California Child Custody Case is A Complex Blend of Family and Immigration Law

Up the coast from Orange County a child custody case with tragic overtones promises to be especially complex. According to an account in the San Francisco Chronicle, Allison Benavides, age 7, is caught between a father with a dubious past who is now living in the family’s native El Salvador and relatives who want to keep her here in the United States. All of this comes in the wake of the recent death of the little girl’s mother and three-year-old sister.

As the Chronicle reports, Benavides’ mother died in a fire in Oakland last December. At the time her father was “in federal immigration custody” awaiting deportation. He is now back in El Salvador, but attempts to reunite him with his daughter are complicated. This is not an ordinary California fathers’ rights case of the type that we often see here in Orange County.

At the time of the mother’s death Allison’s father had not been a part of the family’s life for some time. The Chronicle reports that in 2008 he “pleaded no contest to misdemeanor battery” on a charge of punching the mother in the face. “He served a few days in jail, attended weekly sessions of domestic violence counseling for a year, and was ordered to stay away from the family – a ban that was later lifted,” the paper reports.
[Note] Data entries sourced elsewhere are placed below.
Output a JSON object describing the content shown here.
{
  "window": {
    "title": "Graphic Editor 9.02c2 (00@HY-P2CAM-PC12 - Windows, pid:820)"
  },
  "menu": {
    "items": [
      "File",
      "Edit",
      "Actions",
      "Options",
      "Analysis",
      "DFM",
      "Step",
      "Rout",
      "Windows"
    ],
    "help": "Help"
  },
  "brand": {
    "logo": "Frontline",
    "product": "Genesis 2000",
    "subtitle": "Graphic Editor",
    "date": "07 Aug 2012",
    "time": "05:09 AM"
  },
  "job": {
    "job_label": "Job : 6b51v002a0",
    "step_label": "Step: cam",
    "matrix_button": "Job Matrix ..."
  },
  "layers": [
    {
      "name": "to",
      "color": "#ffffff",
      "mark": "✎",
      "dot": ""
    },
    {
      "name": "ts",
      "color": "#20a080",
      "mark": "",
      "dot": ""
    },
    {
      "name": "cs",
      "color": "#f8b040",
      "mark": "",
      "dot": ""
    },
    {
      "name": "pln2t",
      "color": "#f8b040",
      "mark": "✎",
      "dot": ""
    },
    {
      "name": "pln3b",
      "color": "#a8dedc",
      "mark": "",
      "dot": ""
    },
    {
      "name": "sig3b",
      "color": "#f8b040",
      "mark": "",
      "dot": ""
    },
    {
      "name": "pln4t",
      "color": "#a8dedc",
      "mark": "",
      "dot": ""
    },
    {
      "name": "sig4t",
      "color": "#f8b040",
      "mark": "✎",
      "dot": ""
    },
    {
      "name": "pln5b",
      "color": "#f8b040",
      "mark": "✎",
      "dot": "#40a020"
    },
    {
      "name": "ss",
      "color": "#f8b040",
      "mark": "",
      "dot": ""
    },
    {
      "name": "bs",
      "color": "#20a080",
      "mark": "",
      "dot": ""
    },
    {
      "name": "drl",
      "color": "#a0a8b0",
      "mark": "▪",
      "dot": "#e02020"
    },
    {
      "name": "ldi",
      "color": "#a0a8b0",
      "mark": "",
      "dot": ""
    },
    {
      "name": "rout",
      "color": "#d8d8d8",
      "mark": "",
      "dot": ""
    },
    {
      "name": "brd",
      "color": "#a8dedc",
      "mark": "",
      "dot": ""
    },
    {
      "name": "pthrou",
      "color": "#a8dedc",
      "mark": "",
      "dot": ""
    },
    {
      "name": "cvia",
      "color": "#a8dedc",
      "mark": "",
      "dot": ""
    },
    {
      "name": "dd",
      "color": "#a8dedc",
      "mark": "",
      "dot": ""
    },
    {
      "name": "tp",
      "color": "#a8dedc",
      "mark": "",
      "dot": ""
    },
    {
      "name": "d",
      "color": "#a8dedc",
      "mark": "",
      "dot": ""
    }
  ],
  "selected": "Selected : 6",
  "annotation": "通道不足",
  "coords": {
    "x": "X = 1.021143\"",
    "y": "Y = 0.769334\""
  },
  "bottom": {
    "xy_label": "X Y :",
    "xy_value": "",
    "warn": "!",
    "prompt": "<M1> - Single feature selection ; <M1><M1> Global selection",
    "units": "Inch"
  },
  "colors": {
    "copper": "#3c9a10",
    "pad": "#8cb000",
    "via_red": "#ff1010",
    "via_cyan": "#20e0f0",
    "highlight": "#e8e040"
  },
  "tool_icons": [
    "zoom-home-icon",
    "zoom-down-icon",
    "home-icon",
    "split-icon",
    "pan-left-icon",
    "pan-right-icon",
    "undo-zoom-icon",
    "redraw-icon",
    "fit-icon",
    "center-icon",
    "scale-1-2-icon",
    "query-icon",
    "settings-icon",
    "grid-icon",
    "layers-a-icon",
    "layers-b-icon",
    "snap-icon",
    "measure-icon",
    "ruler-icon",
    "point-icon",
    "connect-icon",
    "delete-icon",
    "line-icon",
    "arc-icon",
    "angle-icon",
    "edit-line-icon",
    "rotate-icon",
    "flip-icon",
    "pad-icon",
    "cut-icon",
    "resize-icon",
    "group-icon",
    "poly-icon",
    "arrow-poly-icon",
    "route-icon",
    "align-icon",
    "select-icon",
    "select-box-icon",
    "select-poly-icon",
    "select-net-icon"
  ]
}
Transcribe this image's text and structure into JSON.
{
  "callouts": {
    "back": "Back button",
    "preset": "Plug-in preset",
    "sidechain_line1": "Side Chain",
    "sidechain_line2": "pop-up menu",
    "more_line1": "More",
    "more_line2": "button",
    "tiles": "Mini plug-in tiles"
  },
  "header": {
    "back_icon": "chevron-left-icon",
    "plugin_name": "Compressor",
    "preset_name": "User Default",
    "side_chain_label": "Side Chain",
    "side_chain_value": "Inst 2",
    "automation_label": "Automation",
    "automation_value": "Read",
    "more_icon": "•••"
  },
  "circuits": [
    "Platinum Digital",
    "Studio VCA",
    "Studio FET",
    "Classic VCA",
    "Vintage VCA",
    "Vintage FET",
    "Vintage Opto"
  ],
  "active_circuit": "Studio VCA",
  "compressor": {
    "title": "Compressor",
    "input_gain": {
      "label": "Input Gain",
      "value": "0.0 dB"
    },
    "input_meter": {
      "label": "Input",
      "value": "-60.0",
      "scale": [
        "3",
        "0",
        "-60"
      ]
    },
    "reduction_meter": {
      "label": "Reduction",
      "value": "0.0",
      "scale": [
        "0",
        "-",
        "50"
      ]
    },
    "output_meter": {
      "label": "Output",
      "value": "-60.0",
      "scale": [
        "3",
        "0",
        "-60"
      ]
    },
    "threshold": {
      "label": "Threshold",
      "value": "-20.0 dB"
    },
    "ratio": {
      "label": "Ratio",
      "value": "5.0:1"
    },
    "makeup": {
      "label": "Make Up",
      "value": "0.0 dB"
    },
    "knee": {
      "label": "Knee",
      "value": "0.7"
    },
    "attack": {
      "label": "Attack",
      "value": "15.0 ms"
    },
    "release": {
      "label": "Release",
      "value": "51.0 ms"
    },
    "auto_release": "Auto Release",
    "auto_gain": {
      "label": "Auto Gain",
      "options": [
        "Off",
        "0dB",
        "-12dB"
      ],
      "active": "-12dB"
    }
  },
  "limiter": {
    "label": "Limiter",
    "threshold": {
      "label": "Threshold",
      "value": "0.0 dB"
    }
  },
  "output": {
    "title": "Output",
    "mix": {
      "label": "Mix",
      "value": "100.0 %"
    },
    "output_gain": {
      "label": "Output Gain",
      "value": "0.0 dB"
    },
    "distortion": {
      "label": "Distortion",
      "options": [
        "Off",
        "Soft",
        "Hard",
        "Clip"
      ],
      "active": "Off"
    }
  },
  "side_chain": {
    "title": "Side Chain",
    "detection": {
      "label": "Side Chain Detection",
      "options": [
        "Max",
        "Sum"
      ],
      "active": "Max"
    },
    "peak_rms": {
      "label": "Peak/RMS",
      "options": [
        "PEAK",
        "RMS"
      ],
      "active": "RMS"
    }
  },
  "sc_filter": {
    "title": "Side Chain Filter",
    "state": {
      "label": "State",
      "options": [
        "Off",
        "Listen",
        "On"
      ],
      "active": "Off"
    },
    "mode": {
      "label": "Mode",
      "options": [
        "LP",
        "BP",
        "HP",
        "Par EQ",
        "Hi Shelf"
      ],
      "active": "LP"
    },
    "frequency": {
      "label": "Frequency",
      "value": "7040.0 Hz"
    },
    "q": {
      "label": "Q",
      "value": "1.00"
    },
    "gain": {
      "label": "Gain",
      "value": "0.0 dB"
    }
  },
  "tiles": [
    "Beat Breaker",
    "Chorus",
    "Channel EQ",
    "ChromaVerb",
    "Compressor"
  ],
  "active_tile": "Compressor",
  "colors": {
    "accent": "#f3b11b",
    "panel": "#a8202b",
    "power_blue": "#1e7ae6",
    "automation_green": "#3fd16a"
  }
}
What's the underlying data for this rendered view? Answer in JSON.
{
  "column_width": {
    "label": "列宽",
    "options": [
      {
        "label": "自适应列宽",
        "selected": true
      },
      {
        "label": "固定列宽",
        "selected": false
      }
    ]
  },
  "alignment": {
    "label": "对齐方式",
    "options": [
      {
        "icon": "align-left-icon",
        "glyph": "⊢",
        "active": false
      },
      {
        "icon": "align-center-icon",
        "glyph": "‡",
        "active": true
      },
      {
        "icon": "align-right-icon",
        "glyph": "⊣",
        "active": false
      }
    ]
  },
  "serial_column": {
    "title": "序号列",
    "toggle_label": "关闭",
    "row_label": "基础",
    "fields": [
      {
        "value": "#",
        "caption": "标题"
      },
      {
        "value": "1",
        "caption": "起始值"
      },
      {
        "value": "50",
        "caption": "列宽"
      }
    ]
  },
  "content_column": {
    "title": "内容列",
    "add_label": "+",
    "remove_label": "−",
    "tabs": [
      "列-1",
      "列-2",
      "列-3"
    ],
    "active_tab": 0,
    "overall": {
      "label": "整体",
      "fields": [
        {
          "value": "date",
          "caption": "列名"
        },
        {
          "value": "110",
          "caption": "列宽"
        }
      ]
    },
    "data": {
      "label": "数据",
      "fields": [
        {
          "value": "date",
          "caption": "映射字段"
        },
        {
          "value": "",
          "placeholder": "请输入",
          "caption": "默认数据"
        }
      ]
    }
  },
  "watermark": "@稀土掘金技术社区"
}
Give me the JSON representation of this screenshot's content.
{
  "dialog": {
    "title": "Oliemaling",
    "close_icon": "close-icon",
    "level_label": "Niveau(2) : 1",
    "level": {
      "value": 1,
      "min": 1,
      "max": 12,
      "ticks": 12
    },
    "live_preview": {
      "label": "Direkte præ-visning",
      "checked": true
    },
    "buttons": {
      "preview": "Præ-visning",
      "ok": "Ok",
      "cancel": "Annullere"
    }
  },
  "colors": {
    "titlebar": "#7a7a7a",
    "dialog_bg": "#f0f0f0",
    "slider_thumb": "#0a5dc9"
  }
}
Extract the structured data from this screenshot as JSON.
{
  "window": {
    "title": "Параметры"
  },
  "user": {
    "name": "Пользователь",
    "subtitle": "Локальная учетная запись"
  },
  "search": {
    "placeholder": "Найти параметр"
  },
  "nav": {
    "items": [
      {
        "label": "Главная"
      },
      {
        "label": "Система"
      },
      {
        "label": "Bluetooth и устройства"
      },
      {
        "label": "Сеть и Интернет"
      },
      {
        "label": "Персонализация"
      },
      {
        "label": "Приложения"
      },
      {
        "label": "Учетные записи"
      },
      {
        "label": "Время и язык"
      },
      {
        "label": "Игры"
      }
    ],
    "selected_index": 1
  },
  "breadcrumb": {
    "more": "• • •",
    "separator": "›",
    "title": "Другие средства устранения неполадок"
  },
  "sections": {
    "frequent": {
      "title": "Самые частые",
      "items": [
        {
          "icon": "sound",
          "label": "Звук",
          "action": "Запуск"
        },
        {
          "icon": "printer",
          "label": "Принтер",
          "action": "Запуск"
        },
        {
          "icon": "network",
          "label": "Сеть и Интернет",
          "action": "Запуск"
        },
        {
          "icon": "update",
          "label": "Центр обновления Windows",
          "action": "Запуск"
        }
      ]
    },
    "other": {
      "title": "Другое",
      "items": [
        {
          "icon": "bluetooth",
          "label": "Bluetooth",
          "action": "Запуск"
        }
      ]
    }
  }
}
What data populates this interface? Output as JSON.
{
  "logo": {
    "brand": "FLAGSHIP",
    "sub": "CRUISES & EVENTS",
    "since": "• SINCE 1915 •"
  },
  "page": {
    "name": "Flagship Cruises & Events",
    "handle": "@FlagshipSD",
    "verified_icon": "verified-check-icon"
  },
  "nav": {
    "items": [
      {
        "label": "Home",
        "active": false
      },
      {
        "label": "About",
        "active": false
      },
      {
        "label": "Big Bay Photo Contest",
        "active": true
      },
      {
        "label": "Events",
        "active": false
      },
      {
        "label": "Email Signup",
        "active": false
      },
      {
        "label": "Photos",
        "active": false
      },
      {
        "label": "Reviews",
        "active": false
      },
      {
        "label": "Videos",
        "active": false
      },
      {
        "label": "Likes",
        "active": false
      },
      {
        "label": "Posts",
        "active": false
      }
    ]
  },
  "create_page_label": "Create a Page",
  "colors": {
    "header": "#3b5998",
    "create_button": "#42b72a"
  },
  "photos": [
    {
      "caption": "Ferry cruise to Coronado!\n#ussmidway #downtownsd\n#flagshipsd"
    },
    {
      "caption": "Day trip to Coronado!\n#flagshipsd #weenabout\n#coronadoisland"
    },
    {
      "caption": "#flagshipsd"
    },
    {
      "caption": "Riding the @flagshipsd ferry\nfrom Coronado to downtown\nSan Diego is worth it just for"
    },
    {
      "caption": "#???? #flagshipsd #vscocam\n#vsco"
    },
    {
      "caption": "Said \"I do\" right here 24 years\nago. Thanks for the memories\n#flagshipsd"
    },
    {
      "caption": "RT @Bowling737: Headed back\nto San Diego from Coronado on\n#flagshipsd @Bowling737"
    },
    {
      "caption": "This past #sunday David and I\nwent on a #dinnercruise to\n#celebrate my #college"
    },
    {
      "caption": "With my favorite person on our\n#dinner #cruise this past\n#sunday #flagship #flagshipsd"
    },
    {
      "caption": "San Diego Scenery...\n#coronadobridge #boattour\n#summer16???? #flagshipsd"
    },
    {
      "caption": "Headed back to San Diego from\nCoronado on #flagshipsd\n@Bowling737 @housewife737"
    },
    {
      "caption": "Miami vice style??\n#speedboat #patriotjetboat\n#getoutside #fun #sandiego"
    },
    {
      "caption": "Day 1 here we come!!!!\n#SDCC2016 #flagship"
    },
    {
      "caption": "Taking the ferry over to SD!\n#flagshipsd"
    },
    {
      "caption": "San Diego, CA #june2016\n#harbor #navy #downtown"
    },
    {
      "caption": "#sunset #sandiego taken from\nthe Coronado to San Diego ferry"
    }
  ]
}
During that period Allison was living with her maternal grandfather in El Salvador. She crossed into the US illegally last year to rejoin her mother in Oakland. The grandfather is now willing to take custody of her, but so are several other relatives here in the United States. The position of Allison’s father, both whether he actually wants custody of her and how his previous domestic violence conviction may affect a family law court’s custody ruling, remain unclear. On top of all this, of course, is the fact that Allison is an illegal immigrant here in the United States.

Sorting out complex California family law issues such as these is exactly the kind of conundrum that an Orange County fathers rights and child custody attorney is well-placed to assist with. The law requires courts to act in the best interests of the child when deciding Orange County and other California child custody cases. An Orange County divorce and family law lawyer’s job is to help clarify where, exactly, those interests lie.

San Francisco Chronicle: Oakland: 2-nation custody dispute after fatal fire